Playwright Annie Baker’s first two outings on the Southbank made me a big fan. While The Flick and John were also concerned with storytelling, this third trip to London makes that topic even more explicit. As with the other plays, the setting is one room; this time a group of writers are trying to come up with ideas. Frustratingly, the scenario is never fully explained but as they brainstorm, telling seemingly random stories for inspiration, the play becomes obtuse and ends up a disappointment.
Led by Conleth Hill’s Sandy, some kind of studio guru who wants to create a “safe space” for ideas, there’s sharp satire on the creative industries, with some great observations on hierarchy in the workplace. And, as usual, Baker’s ear for contemporary voices is faultless. It’s a shame none of the characters we meet is someone we come to care about. Two old hands reveal intimate details just to shock (which leads to great performances from Arthur Darvill and Matt Bardock). Other recruits do less well: Stuart McQuarrie’s character, superbly performed, disappears after his tender personal history doesn’t impress. It all raises questions about creativity, pretty obviously. There are lots of discussions about formulas for stories that naturally interest writers – maybe audiences not so much? But Hollywood (or possibly the videogames business) isn’t really Baker’s aim…there’s more to come and The Antipodes gets increasingly confusing as a result.
The target is myths, the origin of storytelling, which takes us into dark territory.
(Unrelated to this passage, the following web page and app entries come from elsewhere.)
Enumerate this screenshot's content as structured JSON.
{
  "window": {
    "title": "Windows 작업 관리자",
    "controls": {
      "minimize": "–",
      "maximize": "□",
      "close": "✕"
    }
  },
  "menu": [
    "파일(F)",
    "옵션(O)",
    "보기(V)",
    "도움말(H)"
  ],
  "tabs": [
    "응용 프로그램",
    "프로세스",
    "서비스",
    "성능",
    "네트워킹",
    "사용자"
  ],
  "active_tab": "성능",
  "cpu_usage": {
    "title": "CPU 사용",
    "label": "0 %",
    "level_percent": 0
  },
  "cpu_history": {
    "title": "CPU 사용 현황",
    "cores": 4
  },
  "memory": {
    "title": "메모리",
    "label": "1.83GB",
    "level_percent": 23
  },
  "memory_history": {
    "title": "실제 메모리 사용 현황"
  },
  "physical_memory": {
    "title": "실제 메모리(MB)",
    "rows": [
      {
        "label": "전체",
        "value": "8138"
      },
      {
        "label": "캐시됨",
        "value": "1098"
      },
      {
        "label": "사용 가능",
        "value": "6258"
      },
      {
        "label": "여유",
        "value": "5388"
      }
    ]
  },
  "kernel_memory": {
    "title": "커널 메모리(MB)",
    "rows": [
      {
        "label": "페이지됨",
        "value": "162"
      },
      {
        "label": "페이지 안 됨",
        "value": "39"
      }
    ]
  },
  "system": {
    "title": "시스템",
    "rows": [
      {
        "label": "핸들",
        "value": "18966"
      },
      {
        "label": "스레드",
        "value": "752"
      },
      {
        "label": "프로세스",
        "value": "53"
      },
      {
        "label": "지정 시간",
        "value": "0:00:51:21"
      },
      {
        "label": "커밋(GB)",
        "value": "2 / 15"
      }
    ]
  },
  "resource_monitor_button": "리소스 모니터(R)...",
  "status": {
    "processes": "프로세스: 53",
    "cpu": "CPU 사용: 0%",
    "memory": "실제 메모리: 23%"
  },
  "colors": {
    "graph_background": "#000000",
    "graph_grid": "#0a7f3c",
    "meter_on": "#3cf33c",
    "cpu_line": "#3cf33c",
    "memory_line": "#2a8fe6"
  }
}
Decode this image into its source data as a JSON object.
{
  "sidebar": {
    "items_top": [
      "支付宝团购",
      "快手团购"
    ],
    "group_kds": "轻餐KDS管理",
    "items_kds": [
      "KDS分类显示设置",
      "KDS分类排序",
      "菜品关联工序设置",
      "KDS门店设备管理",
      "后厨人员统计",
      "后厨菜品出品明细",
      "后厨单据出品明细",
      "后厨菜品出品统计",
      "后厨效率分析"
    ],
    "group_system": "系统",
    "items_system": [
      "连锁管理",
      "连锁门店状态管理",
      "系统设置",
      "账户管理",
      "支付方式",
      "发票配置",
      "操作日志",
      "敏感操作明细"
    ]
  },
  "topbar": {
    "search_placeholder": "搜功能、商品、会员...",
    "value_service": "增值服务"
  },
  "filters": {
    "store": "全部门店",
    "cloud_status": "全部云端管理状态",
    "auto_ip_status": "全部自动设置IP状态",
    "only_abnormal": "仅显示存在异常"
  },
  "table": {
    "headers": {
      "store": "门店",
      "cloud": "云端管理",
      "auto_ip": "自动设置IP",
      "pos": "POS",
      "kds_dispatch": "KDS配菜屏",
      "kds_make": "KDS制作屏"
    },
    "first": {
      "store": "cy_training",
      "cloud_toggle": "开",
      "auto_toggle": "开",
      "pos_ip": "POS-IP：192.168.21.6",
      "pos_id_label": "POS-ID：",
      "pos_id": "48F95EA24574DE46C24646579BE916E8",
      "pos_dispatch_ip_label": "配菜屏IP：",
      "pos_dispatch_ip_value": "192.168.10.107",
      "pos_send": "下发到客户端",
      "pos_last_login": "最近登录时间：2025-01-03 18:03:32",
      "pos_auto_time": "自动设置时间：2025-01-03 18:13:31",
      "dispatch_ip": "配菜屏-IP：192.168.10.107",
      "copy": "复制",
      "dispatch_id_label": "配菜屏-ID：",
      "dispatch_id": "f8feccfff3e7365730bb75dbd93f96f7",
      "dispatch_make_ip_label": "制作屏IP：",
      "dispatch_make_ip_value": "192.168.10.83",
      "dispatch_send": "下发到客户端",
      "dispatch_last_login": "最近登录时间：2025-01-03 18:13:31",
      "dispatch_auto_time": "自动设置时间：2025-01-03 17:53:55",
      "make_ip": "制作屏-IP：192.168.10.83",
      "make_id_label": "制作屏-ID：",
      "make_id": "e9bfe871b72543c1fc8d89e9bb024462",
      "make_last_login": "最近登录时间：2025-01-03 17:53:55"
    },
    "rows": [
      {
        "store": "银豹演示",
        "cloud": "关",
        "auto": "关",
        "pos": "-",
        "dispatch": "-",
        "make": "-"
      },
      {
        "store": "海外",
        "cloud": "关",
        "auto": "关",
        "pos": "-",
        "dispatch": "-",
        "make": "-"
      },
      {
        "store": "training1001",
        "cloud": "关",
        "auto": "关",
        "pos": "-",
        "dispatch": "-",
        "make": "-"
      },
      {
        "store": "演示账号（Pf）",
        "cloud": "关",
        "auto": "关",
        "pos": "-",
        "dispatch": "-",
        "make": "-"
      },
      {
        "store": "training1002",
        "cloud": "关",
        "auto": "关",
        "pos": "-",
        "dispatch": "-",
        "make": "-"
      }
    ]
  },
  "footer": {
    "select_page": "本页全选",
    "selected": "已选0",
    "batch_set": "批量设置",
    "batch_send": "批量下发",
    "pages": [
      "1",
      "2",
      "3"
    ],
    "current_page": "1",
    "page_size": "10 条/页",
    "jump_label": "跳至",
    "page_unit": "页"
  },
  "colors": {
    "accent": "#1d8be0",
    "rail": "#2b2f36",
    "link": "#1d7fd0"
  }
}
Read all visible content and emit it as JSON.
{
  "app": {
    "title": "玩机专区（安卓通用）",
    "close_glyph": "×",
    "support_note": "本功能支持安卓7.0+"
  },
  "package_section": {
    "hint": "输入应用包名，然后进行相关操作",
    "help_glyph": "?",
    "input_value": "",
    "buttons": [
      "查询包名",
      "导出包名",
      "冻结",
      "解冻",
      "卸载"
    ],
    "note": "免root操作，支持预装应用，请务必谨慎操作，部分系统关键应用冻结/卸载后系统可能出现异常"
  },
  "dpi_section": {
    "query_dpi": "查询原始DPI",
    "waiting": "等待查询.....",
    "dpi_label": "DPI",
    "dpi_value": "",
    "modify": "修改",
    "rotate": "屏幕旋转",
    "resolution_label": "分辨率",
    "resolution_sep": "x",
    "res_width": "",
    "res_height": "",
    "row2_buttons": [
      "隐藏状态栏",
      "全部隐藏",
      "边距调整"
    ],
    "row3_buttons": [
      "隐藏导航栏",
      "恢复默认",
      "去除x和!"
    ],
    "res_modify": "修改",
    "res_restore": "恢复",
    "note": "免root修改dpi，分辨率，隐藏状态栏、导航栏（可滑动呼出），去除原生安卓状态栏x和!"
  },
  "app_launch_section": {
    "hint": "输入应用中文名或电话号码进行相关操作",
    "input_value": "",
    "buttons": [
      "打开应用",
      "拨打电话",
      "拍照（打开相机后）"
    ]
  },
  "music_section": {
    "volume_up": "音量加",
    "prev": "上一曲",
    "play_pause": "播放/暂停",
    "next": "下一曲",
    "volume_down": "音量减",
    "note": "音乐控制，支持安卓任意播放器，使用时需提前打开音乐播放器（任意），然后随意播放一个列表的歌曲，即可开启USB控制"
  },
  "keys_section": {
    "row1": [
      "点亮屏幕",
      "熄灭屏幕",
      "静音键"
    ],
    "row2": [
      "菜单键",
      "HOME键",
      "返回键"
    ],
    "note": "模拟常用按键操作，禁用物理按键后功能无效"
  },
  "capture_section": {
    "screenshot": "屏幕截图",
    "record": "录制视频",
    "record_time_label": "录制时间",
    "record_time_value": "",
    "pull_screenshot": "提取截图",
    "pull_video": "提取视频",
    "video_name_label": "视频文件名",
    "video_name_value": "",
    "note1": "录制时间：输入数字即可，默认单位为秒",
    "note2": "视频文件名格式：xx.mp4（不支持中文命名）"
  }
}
There’s much discussion of monsters and voids, but to what aim? Possibly Baker directing her own work, with the aid of Chloe Lamford, is too close to the project? The journey to explore all these themes is poorly handled, the results unconvincing. Take the forest fires that trap the protagonists at work – a too obvious attempt to create an apocalyptic air. As the writers continue failing in their aim to come up with new ideas – which in itself isn’t very interesting to watch – what’s going on becomes more bizarre. A scene performed by Bill Milner is the focal point here, but defies explication. It’s fine to abandon narrative structure (Milner’s character’s actions aren’t part of any plot) but expanding their thematic fit would be helpful. The tension Baker and Lamford create becomes both uncomfortable and uncanny. Top marks for atmosphere. But what the whole exercise is for becomes a puzzle.
Until 23 November 2019
Photo by Manuel Harlan